Former public school teacher and founder of the Meros Academy, James Smith, saw the current education system in action – or rather, in inaction – for 17 years, before he came up with a resolution.
“The biggest frustration for me as a teacher in the education system was that nothing was working in a cohesive fashion,” said Smith. “So I came up with a new approach that focuses on two main elements I believe the current system is lacking: authenticity and relevancy.”
What started out as Smith’s blueprint for a proposed solution has evolved into a crowd-funded project. Meros Academy was first presented to the Jacksonville community at One Spark 2013. Smith and his staff used the experience from that event to rebrand and redefine their learning strategies, and returned to the 2014 One Spark this past spring. The school’s board of directors then used the momentum from One Spark to launch a 30-day RocketHub campaign that raised over $35,000 for Meros Academy’s two-week summer program this month. The school is scheduled to welcome its first full class of middle-school students in the fall of 2015.
Meros Academy incorporates eight research-proven elements into their education model: curriculum, support, mentorship, application, health, movement, sustainability and culture.
These elements move away from the regurgitation of information that is plaguing school systems today by adapting old philosophies to a new approach.
“Our goal isn’t to put a wrinkle on education. Our goal is to completely change the way that students are taught so that their ultimate potential can be realized,” explained Smith. “Applied learning isn’t a new concept, but we are bringing this method of education into the 21st century.”
Meros Academy hopes to accomplish this by utilizing technology in a big way. Students will be taught to use current technology as a main resource for projects. Teachers will help guide students to find the information they need to find answers as opposed to using technology to drive straight to the answer.
All curriculums for the academy will be driven through an online program, allowing students to easily access their projects. The online program will create a workspace that is accessible to learning coaches, teachers and parents in an effort to prevent students from falling through the cracks.
“Right now, I get a report card from my son’s school. But that letter grade doesn’t tell me where his strengths and weaknesses are,” said Smith. “There needs to be a system that involves everyone in the learning process. My hope is that Meros Academy will open the door for that.”
Renaissance Jax, a Jacksonville-based company, is partnering with Meros Academy to provide innovative technology for students to utilize. This will allow students to see first-hand how technology can provide meaningful solutions to the problems they face. For example, students this summer will learn how to build and program a robot.
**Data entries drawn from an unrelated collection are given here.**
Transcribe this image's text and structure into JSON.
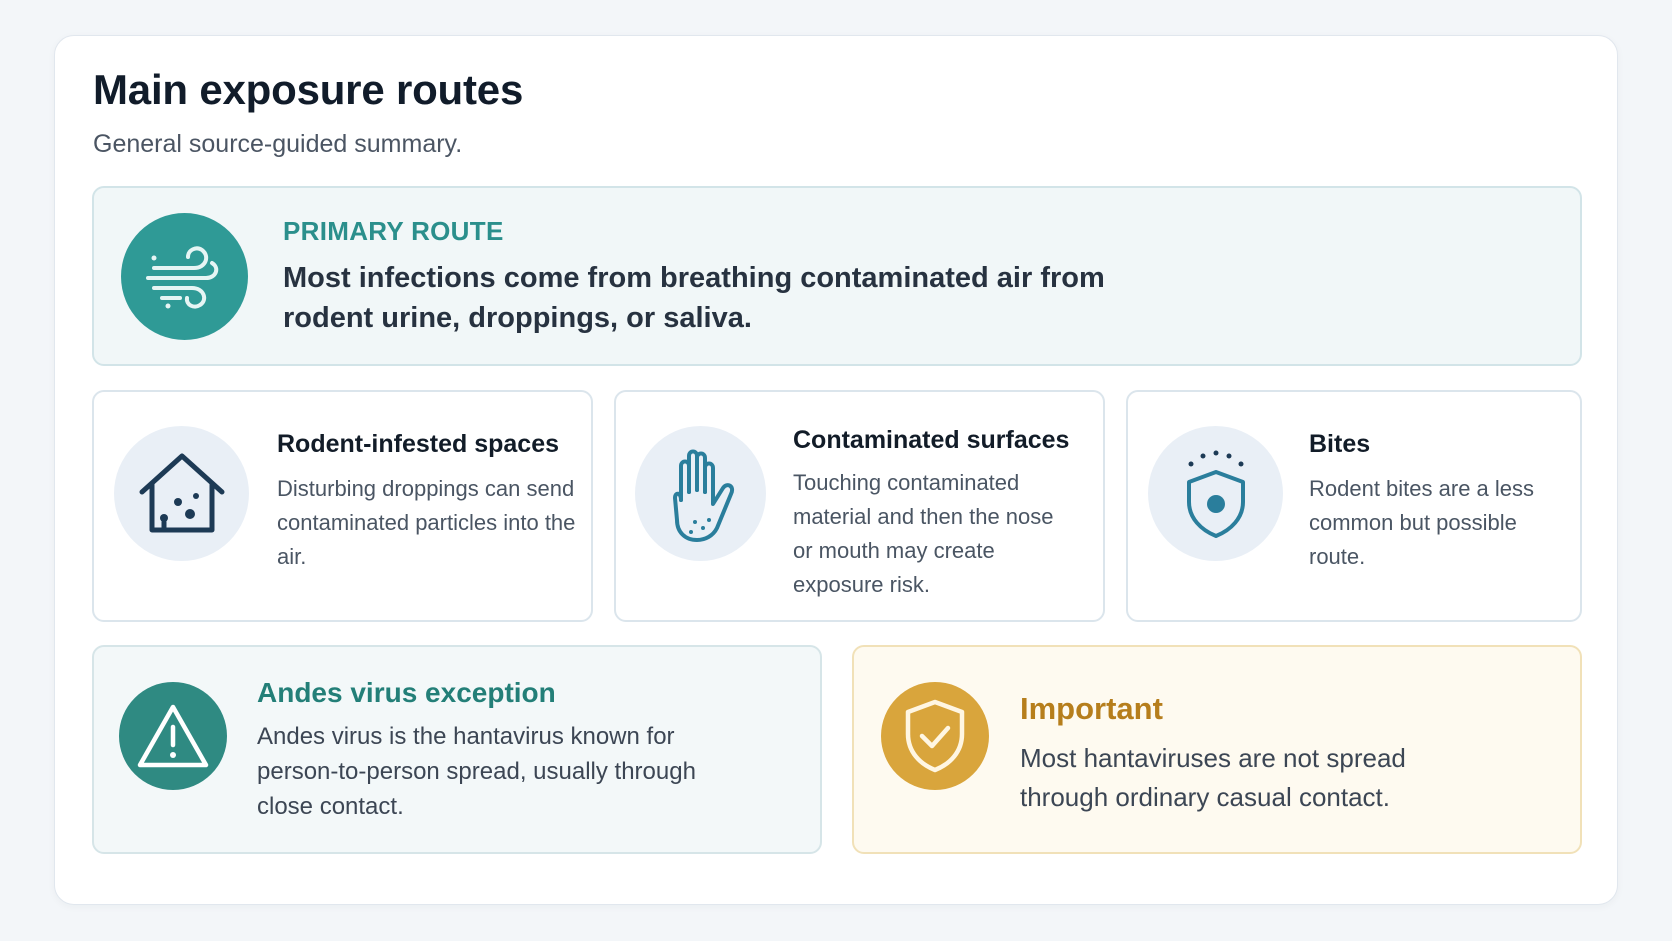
{
  "page": {
    "title": "Main exposure routes",
    "subtitle": "General source-guided summary."
  },
  "primary": {
    "label": "PRIMARY ROUTE",
    "text": "Most infections come from breathing contaminated air from rodent urine, droppings, or saliva.",
    "icon": "wind-icon"
  },
  "routes": [
    {
      "title": "Rodent-infested spaces",
      "text": "Disturbing droppings can send contaminated particles into the air.",
      "icon": "house-icon"
    },
    {
      "title": "Contaminated surfaces",
      "text": "Touching contaminated material and then the nose or mouth may create exposure risk.",
      "icon": "hand-icon"
    },
    {
      "title": "Bites",
      "text": "Rodent bites are a less common but possible route.",
      "icon": "shield-icon"
    }
  ],
  "andes": {
    "title": "Andes virus exception",
    "text": "Andes virus is the hantavirus known for person-to-person spread, usually through close contact.",
    "icon": "warning-icon"
  },
  "important": {
    "title": "Important",
    "text": "Most hantaviruses are not spread through ordinary casual contact.",
    "icon": "shield-check-icon"
  },
  "colors": {
    "teal": "#2f9a96",
    "gold": "#d9a53c",
    "navy": "#1d3a55"
  }
}
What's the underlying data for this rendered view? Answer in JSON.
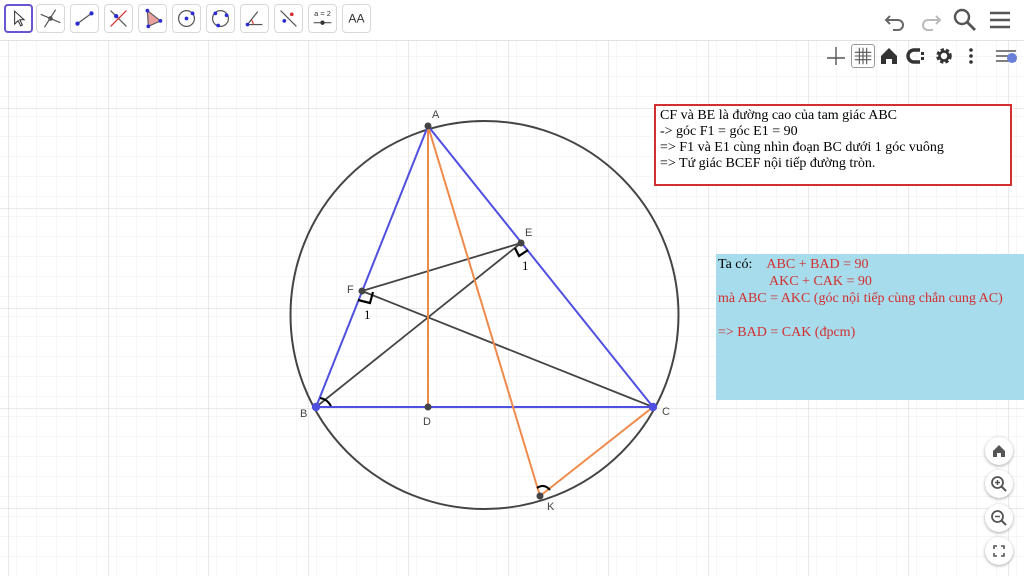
{
  "toolbar": {
    "tools": [
      "move-tool",
      "point-tool",
      "line-tool",
      "perpendicular-tool",
      "polygon-tool",
      "circle-tool",
      "circle-three-points-tool",
      "angle-tool",
      "reflect-tool",
      "slider-tool",
      "text-tool"
    ],
    "slider_icon_text": "a = 2",
    "text_tool_label": "AA"
  },
  "points": {
    "A": "A",
    "B": "B",
    "C": "C",
    "D": "D",
    "E": "E",
    "F": "F",
    "K": "K"
  },
  "angle_labels": {
    "F1": "1",
    "E1": "1"
  },
  "note1": {
    "line1": "CF và BE là đường cao của tam giác ABC",
    "line2": "-> góc F1 = góc E1 = 90",
    "line3": "=> F1 và E1 cùng nhìn đoạn BC dưới 1 góc vuông",
    "line4": "=> Tứ giác BCEF nội tiếp đường tròn."
  },
  "note2": {
    "prefix": "Ta có:",
    "eq1": "ABC + BAD = 90",
    "eq2": "AKC + CAK = 90",
    "line3": "mà ABC = AKC (góc nội tiếp cùng chắn cung AC)",
    "line4": "=> BAD = CAK (đpcm)"
  },
  "colors": {
    "blue": "#4f4fe0",
    "orange": "#f08a4b",
    "gray": "#444444",
    "red": "#d32f2f",
    "note_bg": "#a6dcec"
  }
}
Robotics is just one of the many innovative activities students will immerse themselves in. Other projects include skate ramp design, video production, and a variety of art mediums. The idea is that when students are learning things that interest them, they will feel like they have a more central role in their own learning experience. For instance, being able to determine an angle is much more relevant when building a skate ramp than filling out a math worksheet.
Meros Academy will welcome its first students to the summer program from July 21 to Aug. 1. There will be 20 students and seven coaches, and it will be the academy’s first time applying its Solution-Driven Learning model to students. The goal is for these students to walk away visibly happier, healthier and safer, and equipped with better ways to respond to the world around them.